EspañolI don’t know very much about Chile, but I know what socialism does to countries.
On Sunday, Chile elected Michelle Bachelet to be president. An open socialist, she previously served as president until 2010. During her first term she served as a moderate, but this election is different.
That is bad for Chile. Chile is almost an anomaly when it comes to Latin-American economies. It is the strongest economy in the Spanish-speaking, western world — as underlined by its performance in the World Economic Forum’s competitiveness ranking. All of that, however, may come to a screeching halt if Bachelet has her way and fulfills her promise of an “in-depth transformation.”
Among those are “free” college educations for all at the expense of professionals who will have to pay higher taxes, which will lead to less spending and investment by those professionals in the real economy, which will cause higher unemployment and lower productivity.
Her decision to side with the hardline socialists and communists and propose to rewrite the constitution could spell disaster for one of Latin America’s freest countries. Chile’s economy thrives on freedom. Just as China has grown thanks to a partial opening of its economy to capitalism, Chile’s relatively open markets have made it easy for the country to become and remain strong.
This election has put Chile on a road to Venezuelan economic calamity. While some observers have indicated that the new president may have simply sought out the communist left in order to win the election, her strong showing in the runoff election will give her nearly carte blanche to implement some, if not all, of her reforms.
There is no question about her capacity as a leader or her experience as a chief executive. (Read her bio here.) What is at play here is the continued move by Latin America toward collectivism. Despite decades of proof that socialism has and always will fail, socialist leaders continue getting elected and socialist reforms continue being implemented at the expense of free markets, personal liberty, and the people.
It may be too soon to tell if she will remain a European Socialist “light” advocate or if she will in fact put Chile on the road to communism.
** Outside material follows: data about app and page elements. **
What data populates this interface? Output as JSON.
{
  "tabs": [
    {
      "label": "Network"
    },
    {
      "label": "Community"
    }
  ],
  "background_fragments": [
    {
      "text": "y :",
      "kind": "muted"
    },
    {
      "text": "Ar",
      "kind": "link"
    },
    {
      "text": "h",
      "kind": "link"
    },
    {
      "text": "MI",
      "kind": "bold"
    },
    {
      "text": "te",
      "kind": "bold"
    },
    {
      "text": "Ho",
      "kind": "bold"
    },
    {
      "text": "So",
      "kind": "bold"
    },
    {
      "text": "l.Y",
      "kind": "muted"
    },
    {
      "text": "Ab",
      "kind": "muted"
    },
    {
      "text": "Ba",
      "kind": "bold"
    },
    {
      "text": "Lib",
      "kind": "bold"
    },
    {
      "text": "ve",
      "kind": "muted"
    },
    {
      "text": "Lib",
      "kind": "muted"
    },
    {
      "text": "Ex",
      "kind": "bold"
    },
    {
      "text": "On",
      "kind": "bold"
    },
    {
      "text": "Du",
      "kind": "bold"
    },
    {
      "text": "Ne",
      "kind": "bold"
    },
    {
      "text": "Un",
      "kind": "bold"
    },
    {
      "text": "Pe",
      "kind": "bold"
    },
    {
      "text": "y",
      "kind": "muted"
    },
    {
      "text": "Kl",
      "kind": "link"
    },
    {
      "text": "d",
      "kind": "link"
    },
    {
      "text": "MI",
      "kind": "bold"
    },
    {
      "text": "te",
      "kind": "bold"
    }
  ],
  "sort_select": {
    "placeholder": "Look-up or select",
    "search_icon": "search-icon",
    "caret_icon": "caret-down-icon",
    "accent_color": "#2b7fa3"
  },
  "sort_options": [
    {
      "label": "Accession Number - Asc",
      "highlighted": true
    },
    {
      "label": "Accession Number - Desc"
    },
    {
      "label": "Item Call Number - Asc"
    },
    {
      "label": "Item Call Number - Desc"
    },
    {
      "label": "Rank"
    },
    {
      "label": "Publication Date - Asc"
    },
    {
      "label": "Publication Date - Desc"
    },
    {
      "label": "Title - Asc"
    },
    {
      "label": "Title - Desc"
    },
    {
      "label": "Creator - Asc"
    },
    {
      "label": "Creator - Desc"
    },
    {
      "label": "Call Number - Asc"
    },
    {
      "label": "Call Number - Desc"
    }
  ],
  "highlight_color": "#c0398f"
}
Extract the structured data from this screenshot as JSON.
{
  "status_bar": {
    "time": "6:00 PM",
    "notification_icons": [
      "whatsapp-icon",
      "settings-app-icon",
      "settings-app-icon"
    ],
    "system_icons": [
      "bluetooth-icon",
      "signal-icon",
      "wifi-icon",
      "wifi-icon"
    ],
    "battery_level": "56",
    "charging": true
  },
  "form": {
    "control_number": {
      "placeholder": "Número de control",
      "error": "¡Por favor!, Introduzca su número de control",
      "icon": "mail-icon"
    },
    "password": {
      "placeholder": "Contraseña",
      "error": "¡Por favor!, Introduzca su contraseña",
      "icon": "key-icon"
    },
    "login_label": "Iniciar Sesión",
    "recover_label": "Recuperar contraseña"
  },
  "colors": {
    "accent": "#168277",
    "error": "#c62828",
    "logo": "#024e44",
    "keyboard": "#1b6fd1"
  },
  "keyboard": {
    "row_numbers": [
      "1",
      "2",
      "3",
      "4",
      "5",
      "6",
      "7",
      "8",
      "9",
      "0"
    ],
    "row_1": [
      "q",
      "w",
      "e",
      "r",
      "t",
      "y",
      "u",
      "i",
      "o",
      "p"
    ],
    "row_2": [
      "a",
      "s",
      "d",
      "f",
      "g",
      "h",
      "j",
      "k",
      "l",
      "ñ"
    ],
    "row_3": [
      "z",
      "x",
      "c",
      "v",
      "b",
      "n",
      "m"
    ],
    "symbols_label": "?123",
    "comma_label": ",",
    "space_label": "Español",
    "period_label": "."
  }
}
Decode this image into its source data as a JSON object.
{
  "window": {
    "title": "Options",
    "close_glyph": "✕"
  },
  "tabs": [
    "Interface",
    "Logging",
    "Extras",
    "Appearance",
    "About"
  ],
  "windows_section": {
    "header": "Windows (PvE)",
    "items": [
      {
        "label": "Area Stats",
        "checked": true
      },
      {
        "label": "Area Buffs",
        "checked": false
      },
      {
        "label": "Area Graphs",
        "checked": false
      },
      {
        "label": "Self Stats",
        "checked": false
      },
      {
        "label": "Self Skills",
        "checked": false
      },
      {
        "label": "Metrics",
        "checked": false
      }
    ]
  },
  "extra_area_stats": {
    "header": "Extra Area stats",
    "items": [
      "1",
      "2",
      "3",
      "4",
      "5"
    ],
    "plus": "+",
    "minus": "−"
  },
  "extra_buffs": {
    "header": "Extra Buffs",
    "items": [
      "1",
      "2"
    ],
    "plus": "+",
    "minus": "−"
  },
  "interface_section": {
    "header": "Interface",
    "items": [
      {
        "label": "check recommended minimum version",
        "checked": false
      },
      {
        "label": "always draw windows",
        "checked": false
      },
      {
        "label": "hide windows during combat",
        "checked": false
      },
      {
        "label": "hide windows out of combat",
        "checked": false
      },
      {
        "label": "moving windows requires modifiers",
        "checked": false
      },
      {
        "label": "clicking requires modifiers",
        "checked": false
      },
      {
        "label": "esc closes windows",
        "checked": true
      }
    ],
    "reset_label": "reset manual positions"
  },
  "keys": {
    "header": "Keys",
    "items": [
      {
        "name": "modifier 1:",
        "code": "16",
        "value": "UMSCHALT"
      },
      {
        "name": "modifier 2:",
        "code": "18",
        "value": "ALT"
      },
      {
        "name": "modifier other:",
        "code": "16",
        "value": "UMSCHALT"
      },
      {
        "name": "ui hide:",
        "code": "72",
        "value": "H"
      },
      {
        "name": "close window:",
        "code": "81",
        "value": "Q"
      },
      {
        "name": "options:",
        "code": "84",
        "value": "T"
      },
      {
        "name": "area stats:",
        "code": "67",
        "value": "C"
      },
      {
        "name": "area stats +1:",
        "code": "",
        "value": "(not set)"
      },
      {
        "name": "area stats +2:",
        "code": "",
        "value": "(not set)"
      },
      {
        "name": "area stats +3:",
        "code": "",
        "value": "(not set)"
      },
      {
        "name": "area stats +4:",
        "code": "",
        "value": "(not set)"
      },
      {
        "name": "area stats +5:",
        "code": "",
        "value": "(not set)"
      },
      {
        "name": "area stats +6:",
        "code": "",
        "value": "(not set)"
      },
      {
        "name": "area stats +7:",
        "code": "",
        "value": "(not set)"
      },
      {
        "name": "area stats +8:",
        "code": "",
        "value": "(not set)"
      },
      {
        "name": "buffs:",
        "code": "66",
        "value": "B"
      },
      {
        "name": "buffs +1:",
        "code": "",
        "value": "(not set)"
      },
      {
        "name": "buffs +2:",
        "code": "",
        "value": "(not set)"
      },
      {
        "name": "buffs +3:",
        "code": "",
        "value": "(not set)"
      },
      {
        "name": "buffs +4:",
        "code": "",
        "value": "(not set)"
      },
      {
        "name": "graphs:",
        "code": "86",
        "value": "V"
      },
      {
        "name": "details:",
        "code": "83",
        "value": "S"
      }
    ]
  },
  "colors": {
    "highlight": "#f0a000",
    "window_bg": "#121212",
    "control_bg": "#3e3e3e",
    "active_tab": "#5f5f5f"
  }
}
One can only hope she will pursue a moderate path and spare her citizens the discomfort and awkwardness of a toilet paper-less society like Venezuela.